  • momdi76 2 Apr, 2008

    This winter when in Louisiana, we purchased Coconut-Pecan Cookies at a local grocery store. Would like to bake now but cannot locate a good recipe. Any suggestions?? Thanks in advance.

  • Maurilia 2 Apr, 2008

    These were okay but on the dry side. Cookies were extra chunky too for my liking.

  • Tiggywinkle 2 Apr, 2008

    Help please. Can someone translate measurements for me in Australia? What is a cup measure - 250ml? or a stick of butter in weight - 2oz? Also what size are your cooking eggs? Here they are 59g. Also is light brown sugar soft sugar or brown caster sugar (raw sugar)
    Thank you!

  • zwizki 2 Apr, 2008

    I've soaked raisins and other dried fruit for years too, but it never occurred to me to use water... My mom always soaked in rum, brandy, amaretto, etc, so I did too! For rice and bread pudding, she would add some of the soaking liquor to the egg mixture, yum!

  • mykele 1 Apr, 2008

    Comment must have made it wrong as this is a no-fail type recipe. I have
    soaked dried fruit additions for years....just made sense. This is a
    great cookie....since my husband doesn't like nuts in food (I do) I have
    to make two batches.....he gets the recipe with dates in place of the nuts.
    Mykel

  • ELMegs 24 Mar, 2008

    Mine went paper thin the first time so I added 1/2 more flour and 1/2 more oats with the same results. Crumbled, made great topping for ice cream-disappointed though.

  • QA-ugc_1 12 Mar, 2008

    i love these cookies

  • BreeLeeD 11 Mar, 2008

    These were delicious! I added 1/2 cup of dried cranberries to the recipe and they were yummy.

  • 2arms 7 Mar, 2008

    Mine turned out a little cakey - I love the idea to soak the dried fruit!

  • SunflowerRae 3 Mar, 2008

    I just made them tonight. I haven't tried one yet but the batter sure was good! I thought the yield (24) was kind of small since my cookies are pretty thick - I though they might flatten out more in the oven. I probably could have squeezed 48 cookies out of all that dough.

  • Corrina 27 Feb, 2008

    That's the 2nd time i've heard someone say to soak the raisens... interesting!

  • Chriss 26 Feb, 2008
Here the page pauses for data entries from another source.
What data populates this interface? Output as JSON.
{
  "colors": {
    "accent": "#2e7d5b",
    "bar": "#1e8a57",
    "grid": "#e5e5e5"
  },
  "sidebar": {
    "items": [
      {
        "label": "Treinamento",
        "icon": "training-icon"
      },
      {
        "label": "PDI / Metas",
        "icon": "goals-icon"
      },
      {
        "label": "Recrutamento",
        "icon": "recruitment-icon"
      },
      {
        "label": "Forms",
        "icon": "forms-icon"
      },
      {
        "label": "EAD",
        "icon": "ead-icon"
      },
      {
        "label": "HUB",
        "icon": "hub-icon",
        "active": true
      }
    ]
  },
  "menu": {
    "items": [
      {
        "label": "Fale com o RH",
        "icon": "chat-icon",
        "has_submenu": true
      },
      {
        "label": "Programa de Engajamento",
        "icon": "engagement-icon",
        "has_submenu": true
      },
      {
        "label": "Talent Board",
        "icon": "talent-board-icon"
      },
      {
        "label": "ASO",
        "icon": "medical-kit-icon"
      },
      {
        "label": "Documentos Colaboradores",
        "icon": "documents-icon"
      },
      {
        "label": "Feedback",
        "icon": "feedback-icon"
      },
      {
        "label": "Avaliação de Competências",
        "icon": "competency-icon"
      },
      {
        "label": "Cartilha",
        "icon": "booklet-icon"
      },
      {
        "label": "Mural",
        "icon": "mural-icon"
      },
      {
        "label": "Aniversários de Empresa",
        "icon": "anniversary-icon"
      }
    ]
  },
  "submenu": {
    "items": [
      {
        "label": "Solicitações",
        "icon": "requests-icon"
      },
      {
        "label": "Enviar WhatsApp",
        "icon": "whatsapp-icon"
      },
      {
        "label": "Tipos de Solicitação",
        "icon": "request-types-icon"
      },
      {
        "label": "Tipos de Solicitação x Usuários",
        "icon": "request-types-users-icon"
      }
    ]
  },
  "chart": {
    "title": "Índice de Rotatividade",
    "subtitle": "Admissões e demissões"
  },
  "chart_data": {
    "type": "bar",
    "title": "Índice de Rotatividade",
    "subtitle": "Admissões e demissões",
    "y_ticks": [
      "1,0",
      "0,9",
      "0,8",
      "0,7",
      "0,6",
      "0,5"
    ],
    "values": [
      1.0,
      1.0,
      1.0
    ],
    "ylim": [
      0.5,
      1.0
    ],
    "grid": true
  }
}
    We loved these. Next time I am going to add some coconut and I am going to soak the raisins in hot water first so that they don't dry out the cookies.

Related Topics